As can be seen above, indicating the data type is optional just as for columns without escaped characters. Note that the axes titles include the backslashes by default and you will need to manually set the title strings to remove them. If you are using the long form syntax for encodings, you do not need to escape colons as the type is explicit, e.g. alt.X(field='col:colon', type='quantitative') (but periods and brackets still need to be escaped in the long form syntax unless they are used to index nested data structures).

Binning and Aggregation#

Beyond simple channel encodings, Altair’s visualizations are built on the concept of the database-style grouping and aggregation; that is, the split-apply-combine abstraction that underpins many data analysis approaches.

For example, building a histogram from a one-dimensional dataset involves splitting data based on the bin it falls in, aggregating the results within each bin using a count of the data, and then combining the results into a final figure.

In Altair, such an operation looks like this:

alt.Chart(cars).mark_bar().encode(
    alt.X('Horsepower').bin(),
    y='count()'
    # could also use alt.Y(aggregate='count', type='quantitative')
)

Notice here we use the shorthand version of expressing an encoding channel (see Encoding Shorthands) with the count aggregation, which is the one aggregation that does not require a field to be specified.

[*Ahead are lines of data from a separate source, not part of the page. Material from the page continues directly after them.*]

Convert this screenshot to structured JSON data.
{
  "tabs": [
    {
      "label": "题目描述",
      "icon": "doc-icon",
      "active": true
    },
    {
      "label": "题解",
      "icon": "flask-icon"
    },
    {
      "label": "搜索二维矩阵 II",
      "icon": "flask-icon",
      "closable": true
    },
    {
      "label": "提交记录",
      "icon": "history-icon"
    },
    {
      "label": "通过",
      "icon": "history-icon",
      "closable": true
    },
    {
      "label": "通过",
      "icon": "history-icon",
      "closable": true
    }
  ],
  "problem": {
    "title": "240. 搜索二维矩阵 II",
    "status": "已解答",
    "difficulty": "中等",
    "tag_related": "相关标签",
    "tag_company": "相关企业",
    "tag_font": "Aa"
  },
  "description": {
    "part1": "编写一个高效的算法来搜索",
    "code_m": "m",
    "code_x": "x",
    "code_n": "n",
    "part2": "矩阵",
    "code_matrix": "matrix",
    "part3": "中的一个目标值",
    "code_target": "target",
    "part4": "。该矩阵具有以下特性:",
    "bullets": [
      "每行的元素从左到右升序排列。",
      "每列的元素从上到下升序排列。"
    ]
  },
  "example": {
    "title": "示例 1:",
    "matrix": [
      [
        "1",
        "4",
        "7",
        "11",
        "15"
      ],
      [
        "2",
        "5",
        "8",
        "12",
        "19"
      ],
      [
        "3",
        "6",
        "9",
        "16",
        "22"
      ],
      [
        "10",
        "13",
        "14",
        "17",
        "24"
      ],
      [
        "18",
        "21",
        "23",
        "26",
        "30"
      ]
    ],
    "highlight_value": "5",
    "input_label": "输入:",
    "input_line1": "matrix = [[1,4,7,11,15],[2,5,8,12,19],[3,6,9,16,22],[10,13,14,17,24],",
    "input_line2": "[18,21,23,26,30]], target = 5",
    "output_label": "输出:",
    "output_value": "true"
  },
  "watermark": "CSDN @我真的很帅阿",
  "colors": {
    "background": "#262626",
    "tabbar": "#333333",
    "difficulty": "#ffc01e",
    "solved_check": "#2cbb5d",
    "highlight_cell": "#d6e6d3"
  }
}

Similarly, we can create a two-dimensional histogram using, for example, the size of points to indicate counts within the grid (sometimes called a “Bubble Plot”):

alt.Chart(cars).mark_point().encode(
    alt.X('Horsepower').bin(),
    alt.Y('Miles_per_Gallon').bin(),
    size='count()',
)

There is no need, however, to limit aggregations to counts alone. For example, we could similarly create a plot where the color of each point represents the mean of a third quantity, such as acceleration:

alt.Chart(cars).mark_circle().encode(
    alt.X('Horsepower').bin(),
    alt.Y('Miles_per_Gallon').bin(),
    size='count()',
    color='mean(Acceleration):Q'
)